Major developers are including WP OS in their initial roll out plan, and the platform is witnessing a far greater show of strength by the number of downloads; given that 78% of their apps are free.
Then there is Cortana. Microsoft competes with iOS’ Siri and Android’s Google Now by introducing the much awaited Cortana, a digital voice assistant. Cortana, named after the AI sidekick from the game Halo, is set to be far more intelligent and personalised than any of its competitors, thanks to its close integration with Bing and the user’s Microsoft devices. With personalisation pervading the Windows ecosystem, Cortana will also be able to refer to data on the users other windows devices as well.
One Microsoft vision
Microsoft has been steadily moving towards a unified ecosystem. Satya Nadella has confirmed that the company is going to merge its various versions into one single converged operating system, for screens of all sizes. Nadella also promised that Microsoft will unify their stores, commerce and developer platforms. This move comes in after the company announced “Universal Windows Apps” at its Developer’s Conference in April, a key announcement for app developers. This would mean that developers would only need to write their app once for it to be compatible with all the major versions of Windows, Windows Phone, Xbox. It is aiming to boost its market share by making Windows free of charge for phones and tablets with screens smaller than 9 inches. This support is being reciprocated by app developers with the Windows Phone OS showing the fastest rate of adoption among mobile developers.
The Road Ahead
IDC predicts that the top three smartphone platforms (Android in top spot, followed by iOS and Microsoft’s Windows Phone) will retain their rankings over the next four years, with the top two platforms share shrinking and Windows Phone growing with shipments expected to reach 115 million in 2018. IDC expects Android’s market share to slip mainly as a result of Windows Phone growth, especially with its attractive pricing. Furthermore, Microsoft is consolidating its third place position and steady growth in emerging markets where it receives strong consumer support, outselling the iPhone in several countries. iOS shipments are expected to shrink to 13.7 percent by 2018 due to their higher price due to market demand being focused on lower-cost phones. While Android will lead markets driven by cost competition, IDC predicts the largest drop in Windows Phone prices among the top three platforms.
Only time will tell if the Windows 8 platform can establish its dominance in the years to come. Currently, Microsoft has four distinct operating systems: one for PCs, one for game consoles, one for smartphones, and one for embedded devices, but with the company’s “One Microsoft”, unified vision, an all-inclusive ecosystem, seamless device integration and focus on usability and innovation, Microsoft is set to transform the user experience with its hegemony across device types. For now, the platform wars intensify and fan boys surely have a new side to cheer for.
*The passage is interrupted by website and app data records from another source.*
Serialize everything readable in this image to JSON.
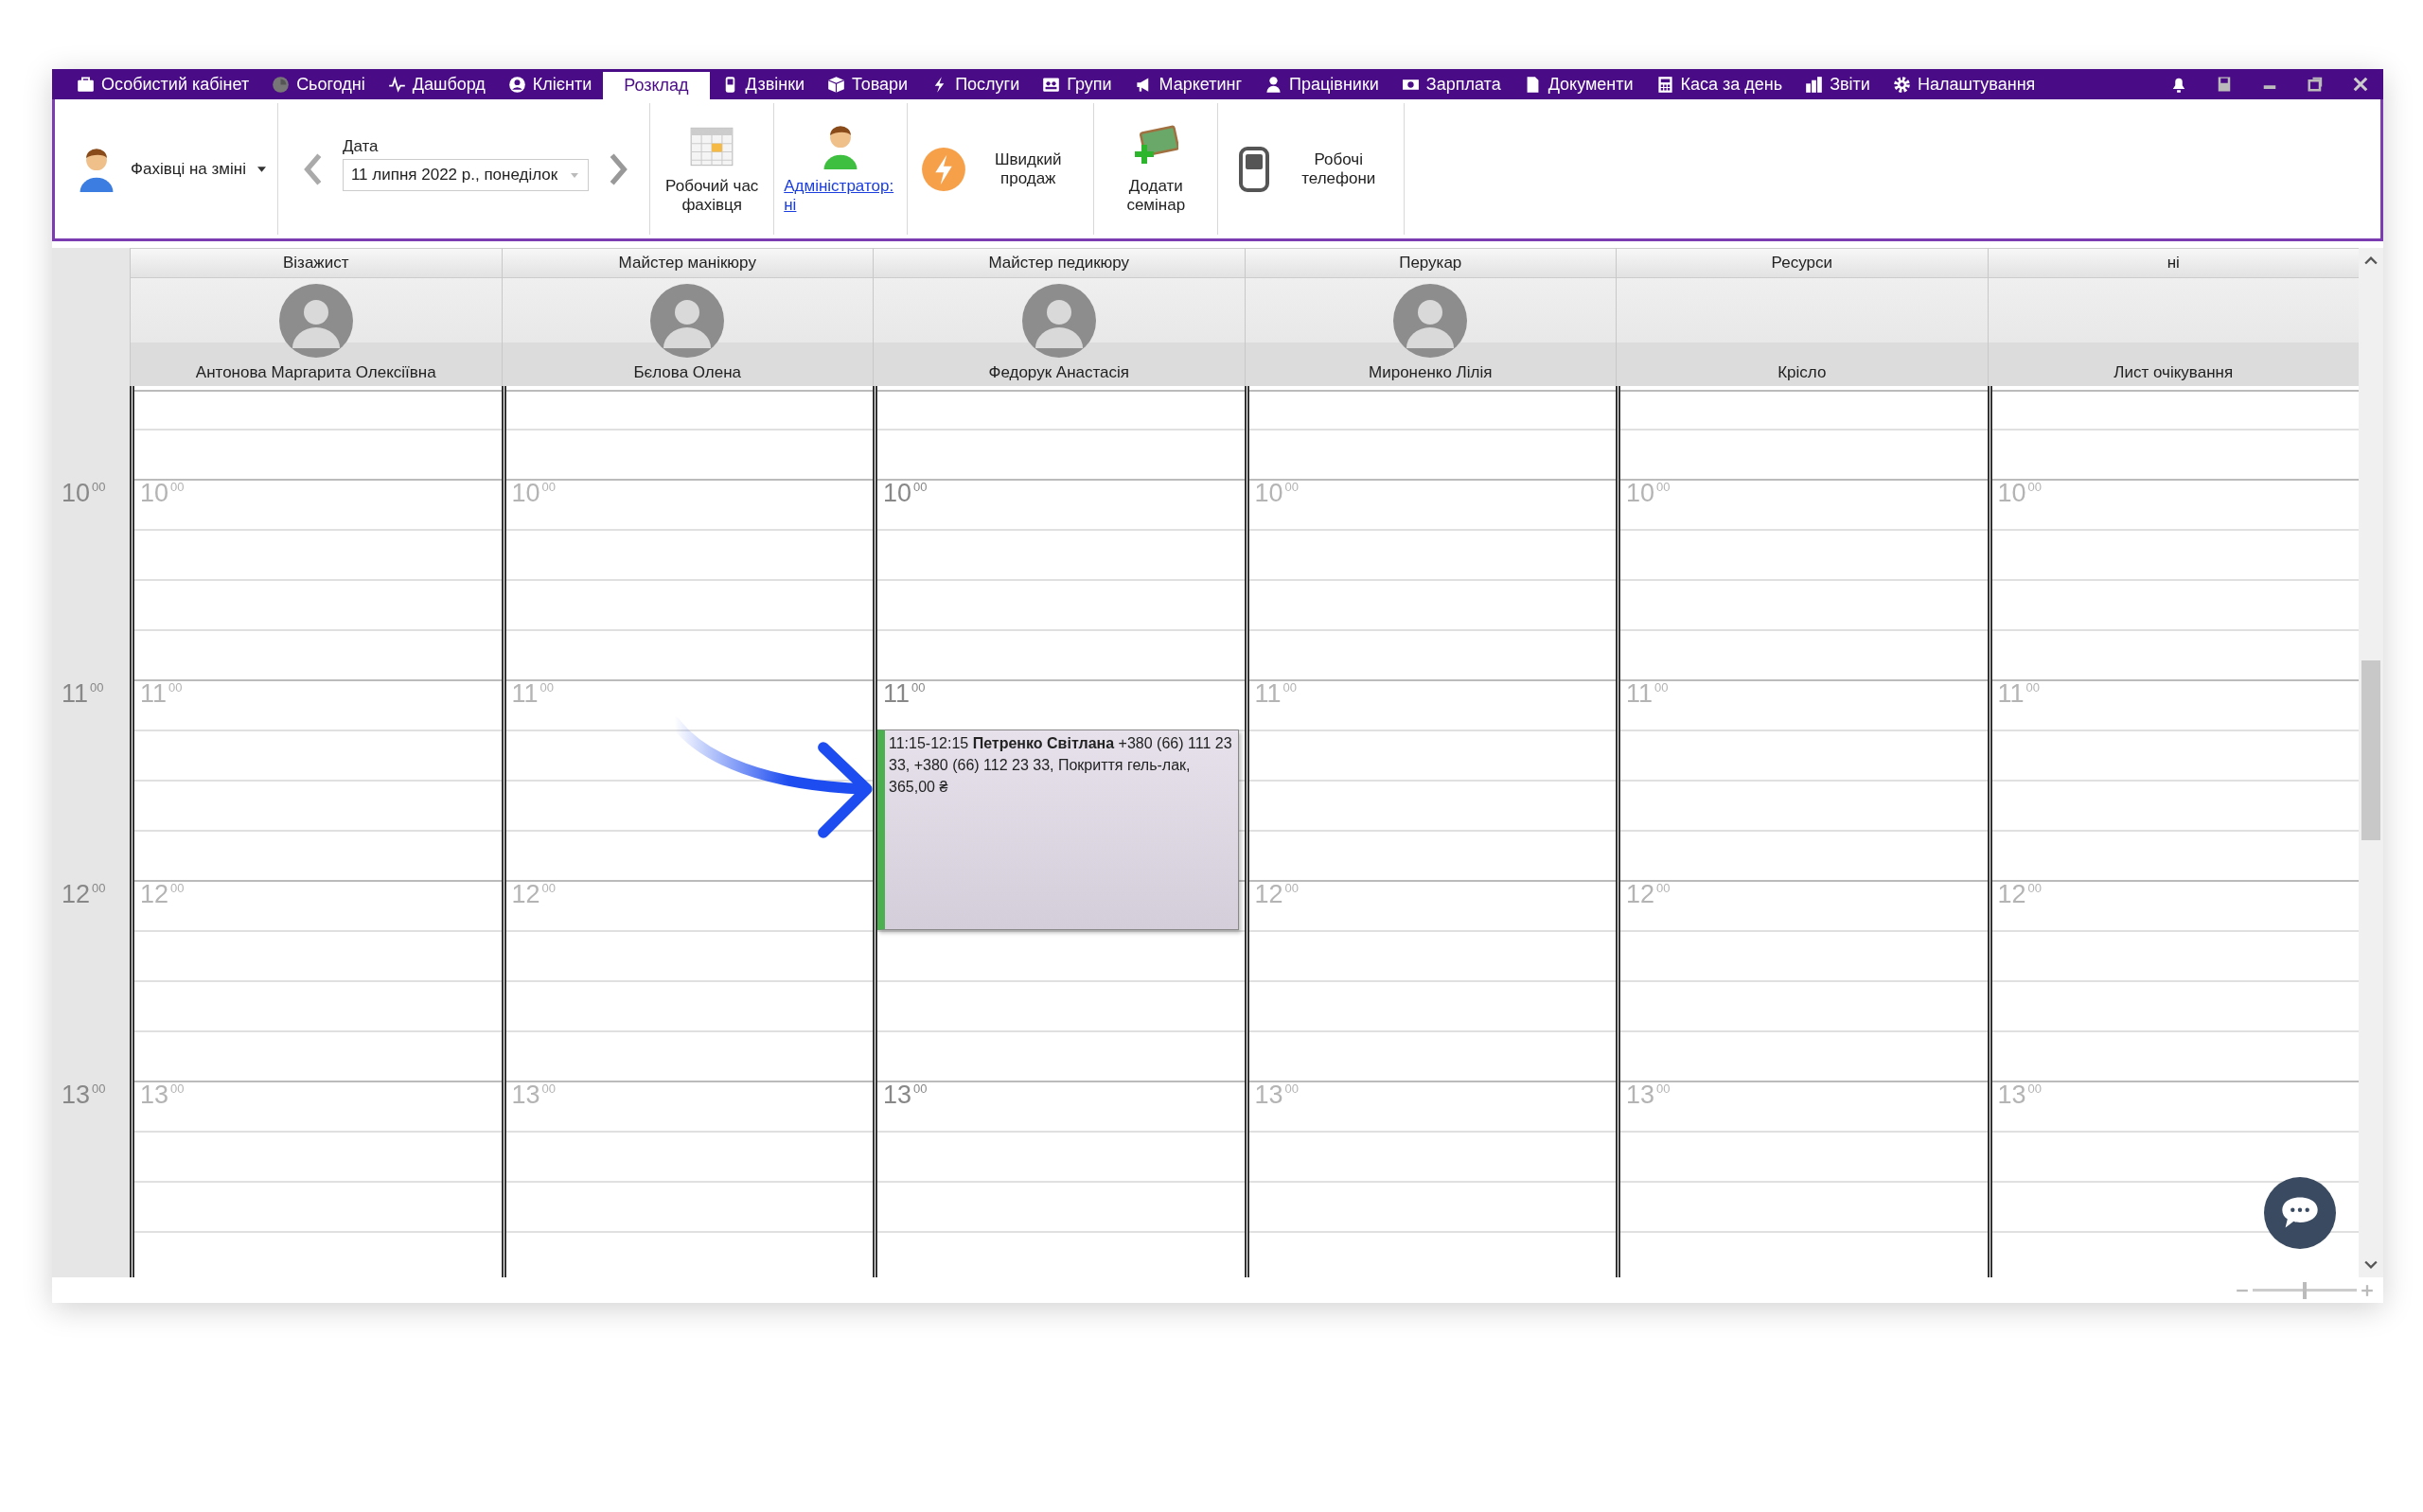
{
  "menu": [
    {
      "label": "Особистий кабінет",
      "selected": false
    },
    {
      "label": "Сьогодні",
      "selected": false
    },
    {
      "label": "Дашборд",
      "selected": false
    },
    {
      "label": "Клієнти",
      "selected": false
    },
    {
      "label": "Розклад",
      "selected": true
    },
    {
      "label": "Дзвінки",
      "selected": false
    },
    {
      "label": "Товари",
      "selected": false
    },
    {
      "label": "Послуги",
      "selected": false
    },
    {
      "label": "Групи",
      "selected": false
    },
    {
      "label": "Маркетинг",
      "selected": false
    },
    {
      "label": "Працівники",
      "selected": false
    },
    {
      "label": "Зарплата",
      "selected": false
    },
    {
      "label": "Документи",
      "selected": false
    },
    {
      "label": "Каса за день",
      "selected": false
    },
    {
      "label": "Звіти",
      "selected": false
    },
    {
      "label": "Налаштування",
      "selected": false
    }
  ],
  "toolbar": {
    "specialists": {
      "label": "Фахівці на зміні"
    },
    "date": {
      "label": "Дата",
      "value": "11 липня 2022 р., понеділок"
    },
    "buttons": [
      {
        "kind": "top",
        "label": "Робочий час фахівця"
      },
      {
        "kind": "link",
        "label": "Адміністратор: ні"
      },
      {
        "kind": "side",
        "label": "Швидкий продаж"
      },
      {
        "kind": "top",
        "label": "Додати семінар"
      },
      {
        "kind": "side",
        "label": "Робочі телефони"
      }
    ]
  },
  "time_gutter": [
    {
      "hour": "10",
      "minutes": "00"
    },
    {
      "hour": "11",
      "minutes": "00"
    },
    {
      "hour": "12",
      "minutes": "00"
    },
    {
      "hour": "13",
      "minutes": "00"
    }
  ],
  "columns": [
    {
      "role": "Візажист",
      "name": "Антонова Маргарита Олексіївна",
      "photo": true,
      "working_hours": false,
      "hour_marks": [
        {
          "hour": "10",
          "minutes": "00"
        },
        {
          "hour": "11",
          "minutes": "00"
        },
        {
          "hour": "12",
          "minutes": "00"
        },
        {
          "hour": "13",
          "minutes": "00"
        }
      ]
    },
    {
      "role": "Майстер манікюру",
      "name": "Бєлова Олена",
      "photo": true,
      "working_hours": false,
      "hour_marks": [
        {
          "hour": "10",
          "minutes": "00"
        },
        {
          "hour": "11",
          "minutes": "00"
        },
        {
          "hour": "12",
          "minutes": "00"
        },
        {
          "hour": "13",
          "minutes": "00"
        }
      ]
    },
    {
      "role": "Майстер педикюру",
      "name": "Федорук Анастасія",
      "photo": true,
      "working_hours": true,
      "hour_marks": [
        {
          "hour": "10",
          "minutes": "00"
        },
        {
          "hour": "11",
          "minutes": "00"
        },
        {
          "hour": "13",
          "minutes": "00"
        }
      ],
      "appointments": [
        {
          "time": "11:15-12:15",
          "client": "Петренко Світлана",
          "details": "+380 (66) 111 23 33, +380 (66) 112 23 33, Покриття гель-лак, 365,00 ₴",
          "color": "#4caf50"
        }
      ]
    },
    {
      "role": "Перукар",
      "name": "Мироненко Лілія",
      "photo": true,
      "working_hours": false,
      "hour_marks": [
        {
          "hour": "10",
          "minutes": "00"
        },
        {
          "hour": "11",
          "minutes": "00"
        },
        {
          "hour": "12",
          "minutes": "00"
        },
        {
          "hour": "13",
          "minutes": "00"
        }
      ]
    },
    {
      "role": "Ресурси",
      "name": "Крісло",
      "photo": false,
      "working_hours": false,
      "hour_marks": [
        {
          "hour": "10",
          "minutes": "00"
        },
        {
          "hour": "11",
          "minutes": "00"
        },
        {
          "hour": "12",
          "minutes": "00"
        },
        {
          "hour": "13",
          "minutes": "00"
        }
      ]
    },
    {
      "role": "ні",
      "name": "Лист очікування",
      "photo": false,
      "working_hours": false,
      "hour_marks": [
        {
          "hour": "10",
          "minutes": "00"
        },
        {
          "hour": "11",
          "minutes": "00"
        },
        {
          "hour": "12",
          "minutes": "00"
        },
        {
          "hour": "13",
          "minutes": "00"
        }
      ]
    }
  ],
  "zoom": {
    "level": 0.5
  }
}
The author is David Yin, General Manager, Global Developer Alliances, Vserv. The original article appeared on Gizmodo